## Instructions for the task
Return the complete listing that follows, with each line reproduced exactly.
-- Extracted entries follows --
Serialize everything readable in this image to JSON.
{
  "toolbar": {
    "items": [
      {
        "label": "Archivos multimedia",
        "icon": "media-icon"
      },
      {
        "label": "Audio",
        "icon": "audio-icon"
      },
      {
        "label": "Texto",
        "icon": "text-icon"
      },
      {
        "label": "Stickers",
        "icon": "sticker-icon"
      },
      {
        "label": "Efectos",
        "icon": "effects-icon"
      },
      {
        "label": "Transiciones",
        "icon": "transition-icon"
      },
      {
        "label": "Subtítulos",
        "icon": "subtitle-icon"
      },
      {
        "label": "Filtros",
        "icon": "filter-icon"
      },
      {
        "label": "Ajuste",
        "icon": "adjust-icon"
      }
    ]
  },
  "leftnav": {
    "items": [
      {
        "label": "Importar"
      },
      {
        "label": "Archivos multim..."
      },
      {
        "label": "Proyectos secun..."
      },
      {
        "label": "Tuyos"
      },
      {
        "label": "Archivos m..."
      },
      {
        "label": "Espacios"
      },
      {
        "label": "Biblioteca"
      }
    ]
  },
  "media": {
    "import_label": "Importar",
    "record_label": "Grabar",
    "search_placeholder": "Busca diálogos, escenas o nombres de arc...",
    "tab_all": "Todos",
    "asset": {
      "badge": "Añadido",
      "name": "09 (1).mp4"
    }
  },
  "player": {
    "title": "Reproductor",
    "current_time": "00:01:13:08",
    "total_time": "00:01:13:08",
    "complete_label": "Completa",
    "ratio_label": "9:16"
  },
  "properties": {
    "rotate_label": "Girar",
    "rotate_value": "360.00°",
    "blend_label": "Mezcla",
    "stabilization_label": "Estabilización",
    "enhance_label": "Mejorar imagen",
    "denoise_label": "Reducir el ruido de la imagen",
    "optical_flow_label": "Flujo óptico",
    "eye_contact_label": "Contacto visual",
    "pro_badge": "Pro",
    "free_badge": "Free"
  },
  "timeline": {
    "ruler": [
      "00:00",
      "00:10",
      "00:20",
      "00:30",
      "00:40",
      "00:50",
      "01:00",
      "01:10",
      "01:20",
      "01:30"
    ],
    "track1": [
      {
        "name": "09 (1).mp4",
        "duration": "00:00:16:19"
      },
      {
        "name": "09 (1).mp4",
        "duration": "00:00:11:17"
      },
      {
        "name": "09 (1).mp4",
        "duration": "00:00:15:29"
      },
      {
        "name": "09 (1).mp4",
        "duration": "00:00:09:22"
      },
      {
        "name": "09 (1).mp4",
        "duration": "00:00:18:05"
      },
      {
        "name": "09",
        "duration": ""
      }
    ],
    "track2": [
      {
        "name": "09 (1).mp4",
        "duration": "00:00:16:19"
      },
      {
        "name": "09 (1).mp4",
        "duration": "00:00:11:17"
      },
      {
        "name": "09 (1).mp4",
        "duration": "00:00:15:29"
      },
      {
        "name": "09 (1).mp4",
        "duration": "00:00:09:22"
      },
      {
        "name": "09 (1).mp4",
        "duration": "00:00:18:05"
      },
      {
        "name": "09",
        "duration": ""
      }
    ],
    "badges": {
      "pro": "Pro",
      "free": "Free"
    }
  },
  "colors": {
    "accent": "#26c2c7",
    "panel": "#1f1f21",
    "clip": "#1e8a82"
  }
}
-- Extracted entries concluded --
## Written solution
Serialize everything readable in this image to JSON.
{
  "toolbar": {
    "items": [
      {
        "label": "Archivos multimedia",
        "icon": "media-icon"
      },
      {
        "label": "Audio",
        "icon": "audio-icon"
      },
      {
        "label": "Texto",
        "icon": "text-icon"
      },
      {
        "label": "Stickers",
        "icon": "sticker-icon"
      },
      {
        "label": "Efectos",
        "icon": "effects-icon"
      },
      {
        "label": "Transiciones",
        "icon": "transition-icon"
      },
      {
        "label": "Subtítulos",
        "icon": "subtitle-icon"
      },
      {
        "label": "Filtros",
        "icon": "filter-icon"
      },
      {
        "label": "Ajuste",
        "icon": "adjust-icon"
      }
    ]
  },
  "leftnav": {
    "items": [
      {
        "label": "Importar"
      },
      {
        "label": "Archivos multim..."
      },
      {
        "label": "Proyectos secun..."
      },
      {
        "label": "Tuyos"
      },
      {
        "label": "Archivos m..."
      },
      {
        "label": "Espacios"
      },
      {
        "label": "Biblioteca"
      }
    ]
  },
  "media": {
    "import_label": "Importar",
    "record_label": "Grabar",
    "search_placeholder": "Busca diálogos, escenas o nombres de arc...",
    "tab_all": "Todos",
    "asset": {
      "badge": "Añadido",
      "name": "09 (1).mp4"
    }
  },
  "player": {
    "title": "Reproductor",
    "current_time": "00:01:13:08",
    "total_time": "00:01:13:08",
    "complete_label": "Completa",
    "ratio_label": "9:16"
  },
  "properties": {
    "rotate_label": "Girar",
    "rotate_value": "360.00°",
    "blend_label": "Mezcla",
    "stabilization_label": "Estabilización",
    "enhance_label": "Mejorar imagen",
    "denoise_label": "Reducir el ruido de la imagen",
    "optical_flow_label": "Flujo óptico",
    "eye_contact_label": "Contacto visual",
    "pro_badge": "Pro",
    "free_badge": "Free"
  },
  "timeline": {
    "ruler": [
      "00:00",
      "00:10",
      "00:20",
      "00:30",
      "00:40",
      "00:50",
      "01:00",
      "01:10",
      "01:20",
      "01:30"
    ],
    "track1": [
      {
        "name": "09 (1).mp4",
        "duration": "00:00:16:19"
      },
      {
        "name": "09 (1).mp4",
        "duration": "00:00:11:17"
      },
      {
        "name": "09 (1).mp4",
        "duration": "00:00:15:29"
      },
      {
        "name": "09 (1).mp4",
        "duration": "00:00:09:22"
      },
      {
        "name": "09 (1).mp4",
        "duration": "00:00:18:05"
      },
      {
        "name": "09",
        "duration": ""
      }
    ],
    "track2": [
      {
        "name": "09 (1).mp4",
        "duration": "00:00:16:19"
      },
      {
        "name": "09 (1).mp4",
        "duration": "00:00:11:17"
      },
      {
        "name": "09 (1).mp4",
        "duration": "00:00:15:29"
      },
      {
        "name": "09 (1).mp4",
        "duration": "00:00:09:22"
      },
      {
        "name": "09 (1).mp4",
        "duration": "00:00:18:05"
      },
      {
        "name": "09",
        "duration": ""
      }
    ],
    "badges": {
      "pro": "Pro",
      "free": "Free"
    }
  },
  "colors": {
    "accent": "#26c2c7",
    "panel": "#1f1f21",
    "clip": "#1e8a82"
  }
}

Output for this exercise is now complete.